___ TASK MATERIAL ___

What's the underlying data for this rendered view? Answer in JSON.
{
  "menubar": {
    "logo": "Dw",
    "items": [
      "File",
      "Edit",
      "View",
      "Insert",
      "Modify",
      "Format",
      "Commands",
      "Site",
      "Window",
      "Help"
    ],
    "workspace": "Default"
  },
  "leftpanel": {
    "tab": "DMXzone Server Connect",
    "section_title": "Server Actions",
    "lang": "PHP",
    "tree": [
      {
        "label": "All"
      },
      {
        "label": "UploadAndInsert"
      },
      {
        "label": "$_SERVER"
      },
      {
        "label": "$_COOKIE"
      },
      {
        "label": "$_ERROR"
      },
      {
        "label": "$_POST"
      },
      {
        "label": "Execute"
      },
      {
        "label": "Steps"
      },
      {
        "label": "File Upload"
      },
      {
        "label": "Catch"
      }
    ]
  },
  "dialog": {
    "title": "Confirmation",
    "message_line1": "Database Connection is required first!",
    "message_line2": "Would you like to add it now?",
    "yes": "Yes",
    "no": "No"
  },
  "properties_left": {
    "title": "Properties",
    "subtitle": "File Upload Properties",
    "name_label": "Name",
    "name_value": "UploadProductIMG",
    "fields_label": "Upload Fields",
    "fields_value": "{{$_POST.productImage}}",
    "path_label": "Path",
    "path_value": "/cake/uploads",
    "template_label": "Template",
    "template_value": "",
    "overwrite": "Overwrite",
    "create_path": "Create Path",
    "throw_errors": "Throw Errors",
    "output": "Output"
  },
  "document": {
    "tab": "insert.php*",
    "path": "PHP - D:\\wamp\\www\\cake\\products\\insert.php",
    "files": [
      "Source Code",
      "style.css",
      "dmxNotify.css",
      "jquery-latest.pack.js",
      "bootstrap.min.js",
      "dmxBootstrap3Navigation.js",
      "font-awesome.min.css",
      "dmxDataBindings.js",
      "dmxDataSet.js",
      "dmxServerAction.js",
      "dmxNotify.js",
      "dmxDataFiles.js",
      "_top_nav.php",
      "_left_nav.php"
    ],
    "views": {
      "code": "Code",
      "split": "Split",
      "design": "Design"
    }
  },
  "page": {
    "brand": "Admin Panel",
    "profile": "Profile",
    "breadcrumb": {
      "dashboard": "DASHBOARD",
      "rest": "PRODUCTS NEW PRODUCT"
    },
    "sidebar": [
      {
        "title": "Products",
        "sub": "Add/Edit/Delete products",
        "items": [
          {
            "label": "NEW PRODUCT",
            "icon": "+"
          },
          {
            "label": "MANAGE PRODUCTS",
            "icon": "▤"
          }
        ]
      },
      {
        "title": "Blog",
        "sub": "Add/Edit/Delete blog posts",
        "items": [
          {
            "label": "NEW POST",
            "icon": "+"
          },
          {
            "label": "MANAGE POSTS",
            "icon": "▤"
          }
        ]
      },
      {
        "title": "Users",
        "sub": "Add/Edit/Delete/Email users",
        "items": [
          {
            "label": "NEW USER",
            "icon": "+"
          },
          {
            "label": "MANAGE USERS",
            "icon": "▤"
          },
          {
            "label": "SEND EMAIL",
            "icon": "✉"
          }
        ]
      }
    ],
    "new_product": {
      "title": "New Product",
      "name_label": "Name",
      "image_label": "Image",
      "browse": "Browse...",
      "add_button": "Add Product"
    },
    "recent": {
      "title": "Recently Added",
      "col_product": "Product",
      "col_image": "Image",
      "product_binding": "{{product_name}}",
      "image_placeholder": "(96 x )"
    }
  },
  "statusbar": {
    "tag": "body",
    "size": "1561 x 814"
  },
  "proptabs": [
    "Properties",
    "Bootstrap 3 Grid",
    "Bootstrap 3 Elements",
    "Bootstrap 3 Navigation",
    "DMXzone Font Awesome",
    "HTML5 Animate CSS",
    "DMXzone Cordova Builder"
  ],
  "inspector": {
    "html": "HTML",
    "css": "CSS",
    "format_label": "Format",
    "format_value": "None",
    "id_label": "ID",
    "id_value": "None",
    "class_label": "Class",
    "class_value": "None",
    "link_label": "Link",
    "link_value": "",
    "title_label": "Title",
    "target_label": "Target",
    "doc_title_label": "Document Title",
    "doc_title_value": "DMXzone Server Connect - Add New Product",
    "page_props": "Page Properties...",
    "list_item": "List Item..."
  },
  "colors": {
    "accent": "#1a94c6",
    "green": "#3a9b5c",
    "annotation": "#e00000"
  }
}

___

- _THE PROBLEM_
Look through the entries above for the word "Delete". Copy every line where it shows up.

- _ANSWER BELOW_
        "sub": "Add/Edit/Delete products",
        "sub": "Add/Edit/Delete blog posts",
        "sub": "Add/Edit/Delete/Email users",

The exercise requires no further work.